#### Exercise
Print verbatim the lines of the entries from the one containing "Give me the JSON representation of this screenshot's text" to the last, inclusive, and no others.

#### Record set
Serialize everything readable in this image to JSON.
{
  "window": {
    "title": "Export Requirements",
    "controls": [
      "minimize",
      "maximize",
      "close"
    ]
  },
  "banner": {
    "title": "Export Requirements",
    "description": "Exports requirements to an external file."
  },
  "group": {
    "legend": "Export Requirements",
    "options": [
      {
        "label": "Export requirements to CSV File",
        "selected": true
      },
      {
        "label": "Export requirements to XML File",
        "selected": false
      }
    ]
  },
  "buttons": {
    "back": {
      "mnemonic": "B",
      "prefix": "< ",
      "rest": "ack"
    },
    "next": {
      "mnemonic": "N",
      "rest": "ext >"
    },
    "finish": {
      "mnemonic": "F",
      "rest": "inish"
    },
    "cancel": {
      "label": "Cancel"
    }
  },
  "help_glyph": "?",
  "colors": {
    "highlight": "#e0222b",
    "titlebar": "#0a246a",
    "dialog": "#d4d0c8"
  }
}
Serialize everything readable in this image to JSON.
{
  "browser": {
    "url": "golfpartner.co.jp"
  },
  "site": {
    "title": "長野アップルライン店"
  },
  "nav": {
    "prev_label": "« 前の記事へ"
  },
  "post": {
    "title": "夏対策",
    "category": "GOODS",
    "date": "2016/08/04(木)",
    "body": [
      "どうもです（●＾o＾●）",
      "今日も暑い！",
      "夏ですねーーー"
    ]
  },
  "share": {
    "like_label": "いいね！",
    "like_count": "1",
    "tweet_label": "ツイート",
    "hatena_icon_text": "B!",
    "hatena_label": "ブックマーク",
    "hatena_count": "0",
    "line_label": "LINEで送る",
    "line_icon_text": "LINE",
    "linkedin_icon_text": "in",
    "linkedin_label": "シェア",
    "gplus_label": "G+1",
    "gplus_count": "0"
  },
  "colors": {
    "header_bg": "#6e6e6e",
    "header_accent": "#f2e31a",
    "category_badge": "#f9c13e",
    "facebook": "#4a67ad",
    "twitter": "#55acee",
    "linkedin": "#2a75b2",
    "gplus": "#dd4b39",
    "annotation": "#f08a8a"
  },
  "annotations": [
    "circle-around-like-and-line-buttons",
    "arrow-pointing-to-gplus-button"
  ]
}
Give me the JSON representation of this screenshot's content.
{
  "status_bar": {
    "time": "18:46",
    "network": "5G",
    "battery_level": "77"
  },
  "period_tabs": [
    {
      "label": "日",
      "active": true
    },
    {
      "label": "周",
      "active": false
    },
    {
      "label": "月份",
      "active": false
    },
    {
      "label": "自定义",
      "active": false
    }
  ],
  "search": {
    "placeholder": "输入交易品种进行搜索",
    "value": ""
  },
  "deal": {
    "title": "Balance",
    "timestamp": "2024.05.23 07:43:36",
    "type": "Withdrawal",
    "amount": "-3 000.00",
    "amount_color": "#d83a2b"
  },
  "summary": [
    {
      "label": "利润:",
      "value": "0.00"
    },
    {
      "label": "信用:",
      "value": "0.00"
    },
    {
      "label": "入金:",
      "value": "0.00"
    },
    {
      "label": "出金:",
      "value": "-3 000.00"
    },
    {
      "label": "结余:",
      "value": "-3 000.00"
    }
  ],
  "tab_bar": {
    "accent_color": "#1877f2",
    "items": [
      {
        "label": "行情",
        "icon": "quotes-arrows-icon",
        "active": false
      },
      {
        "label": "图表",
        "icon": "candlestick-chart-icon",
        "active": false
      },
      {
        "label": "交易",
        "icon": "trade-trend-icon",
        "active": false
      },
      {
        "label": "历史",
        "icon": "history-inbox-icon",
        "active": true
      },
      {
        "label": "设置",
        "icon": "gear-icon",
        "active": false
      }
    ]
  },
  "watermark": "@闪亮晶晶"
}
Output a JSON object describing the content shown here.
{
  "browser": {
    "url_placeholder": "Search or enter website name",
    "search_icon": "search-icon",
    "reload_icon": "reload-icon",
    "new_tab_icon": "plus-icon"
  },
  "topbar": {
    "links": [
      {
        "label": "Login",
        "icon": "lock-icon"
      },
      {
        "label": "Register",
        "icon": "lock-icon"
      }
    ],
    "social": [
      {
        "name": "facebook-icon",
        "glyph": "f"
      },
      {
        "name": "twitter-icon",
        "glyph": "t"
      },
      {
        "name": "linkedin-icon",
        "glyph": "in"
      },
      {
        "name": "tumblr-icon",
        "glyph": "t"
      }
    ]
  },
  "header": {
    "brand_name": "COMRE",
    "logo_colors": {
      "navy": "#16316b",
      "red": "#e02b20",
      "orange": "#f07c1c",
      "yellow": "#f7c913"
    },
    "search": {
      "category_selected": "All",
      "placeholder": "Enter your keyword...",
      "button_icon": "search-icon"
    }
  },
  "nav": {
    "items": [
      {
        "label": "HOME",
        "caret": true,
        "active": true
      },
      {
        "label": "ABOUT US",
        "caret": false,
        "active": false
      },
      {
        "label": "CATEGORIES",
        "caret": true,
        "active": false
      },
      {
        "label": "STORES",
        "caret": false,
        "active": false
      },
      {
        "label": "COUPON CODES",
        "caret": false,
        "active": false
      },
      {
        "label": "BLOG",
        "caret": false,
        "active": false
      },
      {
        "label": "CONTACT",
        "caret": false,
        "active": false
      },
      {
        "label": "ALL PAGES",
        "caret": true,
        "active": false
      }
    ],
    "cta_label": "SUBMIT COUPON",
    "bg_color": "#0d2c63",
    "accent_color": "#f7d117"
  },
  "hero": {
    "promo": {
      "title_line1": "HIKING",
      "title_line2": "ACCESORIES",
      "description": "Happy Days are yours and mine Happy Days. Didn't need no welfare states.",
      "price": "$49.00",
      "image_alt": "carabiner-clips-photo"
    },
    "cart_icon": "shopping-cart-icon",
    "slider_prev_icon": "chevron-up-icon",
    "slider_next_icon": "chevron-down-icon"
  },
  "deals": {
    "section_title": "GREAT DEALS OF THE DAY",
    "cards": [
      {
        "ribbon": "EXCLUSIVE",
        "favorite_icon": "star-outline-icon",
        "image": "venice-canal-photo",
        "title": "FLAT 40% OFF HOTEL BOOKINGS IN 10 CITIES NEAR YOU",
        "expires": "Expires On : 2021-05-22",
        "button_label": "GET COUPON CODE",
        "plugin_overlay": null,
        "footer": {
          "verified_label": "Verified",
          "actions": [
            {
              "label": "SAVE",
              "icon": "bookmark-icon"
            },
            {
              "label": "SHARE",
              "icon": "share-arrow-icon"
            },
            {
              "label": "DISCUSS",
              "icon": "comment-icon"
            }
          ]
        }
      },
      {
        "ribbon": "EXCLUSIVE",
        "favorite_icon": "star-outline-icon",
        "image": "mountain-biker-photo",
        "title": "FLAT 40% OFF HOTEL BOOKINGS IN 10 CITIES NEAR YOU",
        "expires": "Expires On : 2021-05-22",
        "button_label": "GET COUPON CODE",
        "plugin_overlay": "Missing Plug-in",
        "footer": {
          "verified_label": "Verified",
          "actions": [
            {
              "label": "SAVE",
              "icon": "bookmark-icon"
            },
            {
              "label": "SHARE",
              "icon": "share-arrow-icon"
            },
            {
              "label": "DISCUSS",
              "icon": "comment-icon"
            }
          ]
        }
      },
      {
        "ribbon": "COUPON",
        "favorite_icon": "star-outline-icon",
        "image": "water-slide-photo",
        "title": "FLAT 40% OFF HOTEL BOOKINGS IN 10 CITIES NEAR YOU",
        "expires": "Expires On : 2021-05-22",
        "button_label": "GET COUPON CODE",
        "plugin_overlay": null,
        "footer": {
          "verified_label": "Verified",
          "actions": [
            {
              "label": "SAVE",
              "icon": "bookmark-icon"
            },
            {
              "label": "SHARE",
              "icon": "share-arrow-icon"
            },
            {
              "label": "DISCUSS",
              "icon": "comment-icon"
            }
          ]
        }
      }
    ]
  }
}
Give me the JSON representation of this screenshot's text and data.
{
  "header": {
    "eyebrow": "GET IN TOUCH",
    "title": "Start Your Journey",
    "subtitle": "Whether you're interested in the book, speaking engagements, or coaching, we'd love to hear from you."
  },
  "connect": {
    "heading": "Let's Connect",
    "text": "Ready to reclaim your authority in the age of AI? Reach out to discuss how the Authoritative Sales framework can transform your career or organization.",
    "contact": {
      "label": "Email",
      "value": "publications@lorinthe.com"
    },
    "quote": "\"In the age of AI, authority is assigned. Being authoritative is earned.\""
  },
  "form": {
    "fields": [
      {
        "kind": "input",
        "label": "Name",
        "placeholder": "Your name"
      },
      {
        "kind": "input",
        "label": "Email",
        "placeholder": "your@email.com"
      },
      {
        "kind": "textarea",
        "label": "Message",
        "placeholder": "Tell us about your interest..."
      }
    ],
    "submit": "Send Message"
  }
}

#### Response area
Give me the JSON representation of this screenshot's text and data.
{
  "header": {
    "eyebrow": "GET IN TOUCH",
    "title": "Start Your Journey",
    "subtitle": "Whether you're interested in the book, speaking engagements, or coaching, we'd love to hear from you."
  },
  "connect": {
    "heading": "Let's Connect",
    "text": "Ready to reclaim your authority in the age of AI? Reach out to discuss how the Authoritative Sales framework can transform your career or organization.",
    "contact": {
      "label": "Email",
      "value": "publications@lorinthe.com"
    },
    "quote": "\"In the age of AI, authority is assigned. Being authoritative is earned.\""
  },
  "form": {
    "fields": [
      {
        "kind": "input",
        "label": "Name",
        "placeholder": "Your name"
      },
      {
        "kind": "input",
        "label": "Email",
        "placeholder": "your@email.com"
      },
      {
        "kind": "textarea",
        "label": "Message",
        "placeholder": "Tell us about your interest..."
      }
    ],
    "submit": "Send Message"
  }
}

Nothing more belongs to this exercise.